▶ _Task to carry out_
Copy every line below precisely, leaving nothing out.

(Component data from apps and pages)
........

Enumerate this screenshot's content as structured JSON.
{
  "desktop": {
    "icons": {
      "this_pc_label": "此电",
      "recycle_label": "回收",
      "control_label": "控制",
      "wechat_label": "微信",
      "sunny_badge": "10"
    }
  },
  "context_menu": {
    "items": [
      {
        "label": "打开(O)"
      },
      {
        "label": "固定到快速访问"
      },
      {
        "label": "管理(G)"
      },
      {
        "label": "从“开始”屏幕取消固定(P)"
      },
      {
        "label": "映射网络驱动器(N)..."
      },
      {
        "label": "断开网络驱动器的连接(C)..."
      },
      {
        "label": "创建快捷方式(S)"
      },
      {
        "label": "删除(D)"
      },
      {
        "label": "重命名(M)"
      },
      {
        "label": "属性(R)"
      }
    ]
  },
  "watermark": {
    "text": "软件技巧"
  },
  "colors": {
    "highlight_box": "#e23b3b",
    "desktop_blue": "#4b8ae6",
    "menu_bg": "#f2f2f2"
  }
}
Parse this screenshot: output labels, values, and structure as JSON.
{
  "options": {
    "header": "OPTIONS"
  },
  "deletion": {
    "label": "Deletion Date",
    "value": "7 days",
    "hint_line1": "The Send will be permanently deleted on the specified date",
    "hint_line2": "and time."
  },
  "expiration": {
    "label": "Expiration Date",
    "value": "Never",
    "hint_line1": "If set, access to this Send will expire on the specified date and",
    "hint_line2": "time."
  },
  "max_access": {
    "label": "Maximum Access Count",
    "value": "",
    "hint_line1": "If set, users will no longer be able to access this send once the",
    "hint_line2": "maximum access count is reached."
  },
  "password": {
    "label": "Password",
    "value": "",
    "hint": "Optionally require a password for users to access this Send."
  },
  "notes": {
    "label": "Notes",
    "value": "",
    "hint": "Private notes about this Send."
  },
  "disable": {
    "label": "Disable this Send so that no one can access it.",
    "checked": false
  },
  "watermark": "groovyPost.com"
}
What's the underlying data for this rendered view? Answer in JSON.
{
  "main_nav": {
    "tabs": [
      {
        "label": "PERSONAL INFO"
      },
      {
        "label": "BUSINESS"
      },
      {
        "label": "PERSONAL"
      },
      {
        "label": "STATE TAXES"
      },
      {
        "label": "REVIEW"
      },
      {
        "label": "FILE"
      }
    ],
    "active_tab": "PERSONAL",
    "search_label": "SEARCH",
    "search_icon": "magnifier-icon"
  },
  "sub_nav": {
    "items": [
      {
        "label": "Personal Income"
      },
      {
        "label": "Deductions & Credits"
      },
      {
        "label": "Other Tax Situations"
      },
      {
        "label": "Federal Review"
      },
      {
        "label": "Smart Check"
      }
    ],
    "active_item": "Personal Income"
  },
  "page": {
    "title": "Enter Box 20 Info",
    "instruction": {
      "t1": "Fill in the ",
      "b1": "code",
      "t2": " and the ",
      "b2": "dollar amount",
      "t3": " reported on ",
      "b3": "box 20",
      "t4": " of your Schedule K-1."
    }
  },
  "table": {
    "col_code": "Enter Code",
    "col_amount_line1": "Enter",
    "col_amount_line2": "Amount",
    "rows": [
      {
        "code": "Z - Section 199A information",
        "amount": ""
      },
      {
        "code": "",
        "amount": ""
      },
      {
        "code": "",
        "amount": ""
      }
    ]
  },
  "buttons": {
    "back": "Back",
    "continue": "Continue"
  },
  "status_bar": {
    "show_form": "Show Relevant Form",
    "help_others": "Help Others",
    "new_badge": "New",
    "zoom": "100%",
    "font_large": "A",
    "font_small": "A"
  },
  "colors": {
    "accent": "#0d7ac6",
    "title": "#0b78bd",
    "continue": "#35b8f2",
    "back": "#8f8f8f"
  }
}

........

▶ _Reply_
Enumerate this screenshot's content as structured JSON.
{
  "desktop": {
    "icons": {
      "this_pc_label": "此电",
      "recycle_label": "回收",
      "control_label": "控制",
      "wechat_label": "微信",
      "sunny_badge": "10"
    }
  },
  "context_menu": {
    "items": [
      {
        "label": "打开(O)"
      },
      {
        "label": "固定到快速访问"
      },
      {
        "label": "管理(G)"
      },
      {
        "label": "从“开始”屏幕取消固定(P)"
      },
      {
        "label": "映射网络驱动器(N)..."
      },
      {
        "label": "断开网络驱动器的连接(C)..."
      },
      {
        "label": "创建快捷方式(S)"
      },
      {
        "label": "删除(D)"
      },
      {
        "label": "重命名(M)"
      },
      {
        "label": "属性(R)"
      }
    ]
  },
  "watermark": {
    "text": "软件技巧"
  },
  "colors": {
    "highlight_box": "#e23b3b",
    "desktop_blue": "#4b8ae6",
    "menu_bg": "#f2f2f2"
  }
}
Parse this screenshot: output labels, values, and structure as JSON.
{
  "options": {
    "header": "OPTIONS"
  },
  "deletion": {
    "label": "Deletion Date",
    "value": "7 days",
    "hint_line1": "The Send will be permanently deleted on the specified date",
    "hint_line2": "and time."
  },
  "expiration": {
    "label": "Expiration Date",
    "value": "Never",
    "hint_line1": "If set, access to this Send will expire on the specified date and",
    "hint_line2": "time."
  },
  "max_access": {
    "label": "Maximum Access Count",
    "value": "",
    "hint_line1": "If set, users will no longer be able to access this send once the",
    "hint_line2": "maximum access count is reached."
  },
  "password": {
    "label": "Password",
    "value": "",
    "hint": "Optionally require a password for users to access this Send."
  },
  "notes": {
    "label": "Notes",
    "value": "",
    "hint": "Private notes about this Send."
  },
  "disable": {
    "label": "Disable this Send so that no one can access it.",
    "checked": false
  },
  "watermark": "groovyPost.com"
}
What's the underlying data for this rendered view? Answer in JSON.
{
  "main_nav": {
    "tabs": [
      {
        "label": "PERSONAL INFO"
      },
      {
        "label": "BUSINESS"
      },
      {
        "label": "PERSONAL"
      },
      {
        "label": "STATE TAXES"
      },
      {
        "label": "REVIEW"
      },
      {
        "label": "FILE"
      }
    ],
    "active_tab": "PERSONAL",
    "search_label": "SEARCH",
    "search_icon": "magnifier-icon"
  },
  "sub_nav": {
    "items": [
      {
        "label": "Personal Income"
      },
      {
        "label": "Deductions & Credits"
      },
      {
        "label": "Other Tax Situations"
      },
      {
        "label": "Federal Review"
      },
      {
        "label": "Smart Check"
      }
    ],
    "active_item": "Personal Income"
  },
  "page": {
    "title": "Enter Box 20 Info",
    "instruction": {
      "t1": "Fill in the ",
      "b1": "code",
      "t2": " and the ",
      "b2": "dollar amount",
      "t3": " reported on ",
      "b3": "box 20",
      "t4": " of your Schedule K-1."
    }
  },
  "table": {
    "col_code": "Enter Code",
    "col_amount_line1": "Enter",
    "col_amount_line2": "Amount",
    "rows": [
      {
        "code": "Z - Section 199A information",
        "amount": ""
      },
      {
        "code": "",
        "amount": ""
      },
      {
        "code": "",
        "amount": ""
      }
    ]
  },
  "buttons": {
    "back": "Back",
    "continue": "Continue"
  },
  "status_bar": {
    "show_form": "Show Relevant Form",
    "help_others": "Help Others",
    "new_badge": "New",
    "zoom": "100%",
    "font_large": "A",
    "font_small": "A"
  },
  "colors": {
    "accent": "#0d7ac6",
    "title": "#0b78bd",
    "continue": "#35b8f2",
    "back": "#8f8f8f"
  }
}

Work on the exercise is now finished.